- Lastly, to assess the concept, Raydient needs to begin its high-level environmental studies. That means there will be machinery digging test holes, consultants searching for wetlands and streams, and inquiries to Kitsap County and the Washington State Department of Transportation. We felt it was better to be proactive and transparent. Otherwise, the activities could have stimulated unnecessary rumors.
The timberland management business was once a dominant industry in the area. The former millsite in Port Gamble was an economic hub. Its closure in 1995 was symbolic of the state of the industry and its shrinking footprint in Kitsap County. In 2007, Pope Resources announced it would be making a slow exit from North Kitsap.
As an exit strategy was discussed, OPG staff explored whether the company and community could work together to leave behind a memorable footprint of the company’s time in North Kitsap. That’s the background of how the String of Pearls was conceived. OPG staff were, and still are, grateful for the company support.
Community objection to timberland management is cited heavily in our rezone application as the reason to move away from Rural Wooded. The Rural Wooded designation was worked when the 400 acres was part of a 4,000-acre farm that would be managed for long-term timber production.

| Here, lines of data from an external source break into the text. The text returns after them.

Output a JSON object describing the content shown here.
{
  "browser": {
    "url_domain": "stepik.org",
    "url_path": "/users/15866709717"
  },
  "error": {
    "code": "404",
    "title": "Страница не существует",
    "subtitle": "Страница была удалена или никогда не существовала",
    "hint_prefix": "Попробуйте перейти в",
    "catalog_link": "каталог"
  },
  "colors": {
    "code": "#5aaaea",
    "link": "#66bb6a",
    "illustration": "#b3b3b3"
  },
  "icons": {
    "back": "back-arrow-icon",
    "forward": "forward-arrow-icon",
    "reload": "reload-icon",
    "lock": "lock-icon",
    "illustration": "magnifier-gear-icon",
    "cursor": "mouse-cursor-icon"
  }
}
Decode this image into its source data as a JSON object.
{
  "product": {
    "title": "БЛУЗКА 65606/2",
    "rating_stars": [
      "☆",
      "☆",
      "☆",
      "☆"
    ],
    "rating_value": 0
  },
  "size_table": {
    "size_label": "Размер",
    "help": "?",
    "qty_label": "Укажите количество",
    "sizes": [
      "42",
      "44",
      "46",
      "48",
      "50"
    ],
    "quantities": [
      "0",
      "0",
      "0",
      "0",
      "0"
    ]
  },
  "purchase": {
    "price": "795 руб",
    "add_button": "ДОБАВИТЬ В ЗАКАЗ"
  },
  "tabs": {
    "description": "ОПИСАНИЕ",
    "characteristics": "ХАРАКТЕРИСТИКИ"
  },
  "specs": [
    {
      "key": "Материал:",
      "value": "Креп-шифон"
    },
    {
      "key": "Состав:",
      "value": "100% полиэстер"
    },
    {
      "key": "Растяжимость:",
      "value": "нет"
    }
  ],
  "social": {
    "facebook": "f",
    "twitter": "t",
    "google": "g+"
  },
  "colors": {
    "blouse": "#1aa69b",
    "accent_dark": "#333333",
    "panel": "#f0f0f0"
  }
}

That designation is no longer appropriate.
The two projects are very different but share some similarities.
- In Harbor Hill, OPG observed the community had fallen behind in creating sports and recreation facilities for its growing population. In response, OPG’s plan for the project included a YMCA, trails, open spaces, parks, and even a grade school.
The organizations working on NKU also recognize that North Kitsap would support and benefit from a YMCA and has fallen behind in the maintenance, construction, and planning for sports and recreation facilities.
- Harbor Hill lies within the City of Gig Harbor. The Growth Management Act requires that cities are urban zones and have the highest residential densities allowed under the Act. The city needed the project’s residential density to comply with the Act.
NKU is requesting an amendment to a rural zone to create approximately 80 residential lots.
- Harbor Hill created 500 single family and 500 multifamily and senior living units.
NKU proposes to create 80 single family residential lots.
- Harbor Hill includes 42 acres of retail commercial compared to NKU which proposes 3 to 5 acres.
The NKU project is separate from the County-owned heritage park. Raydient has no interest or legal right to build homes on County-owned park property.
What’s true is that NKU proposes to increase the number of residential lots from 20 to 80. That is the most that could be allowed under the Rural Residential zone. We’ve heard that some people are including the lots in the Port Gamble master plan. Port Gamble and NKU are unrelated and separated by miles. The Port Gamble plan was approved in 2021.
Kitsap County could not afford to buy both the land and the trees, so the County requested Pope Resources keep the mature timber enabling the County to purchase more land. After each stand is harvested, it is replanted. The trees that are replanted are then owned by Kitsap County.
Pope Resources would have preferred the County purchase both land and trees. Recently, a community group purchased over 700 acres of standing timber from Rayonier.
Raydient’s consultants are preparing proposals to perform first-level environmental studies. We hope to share these with the public in fall/winter of 2023. Once the studies are complete the results will be shared with the community.
Following the studies, Raydient’s consultants will begin developing conceptual site plans. We will gauge community support at that time and determine whether to continue or abandon the project.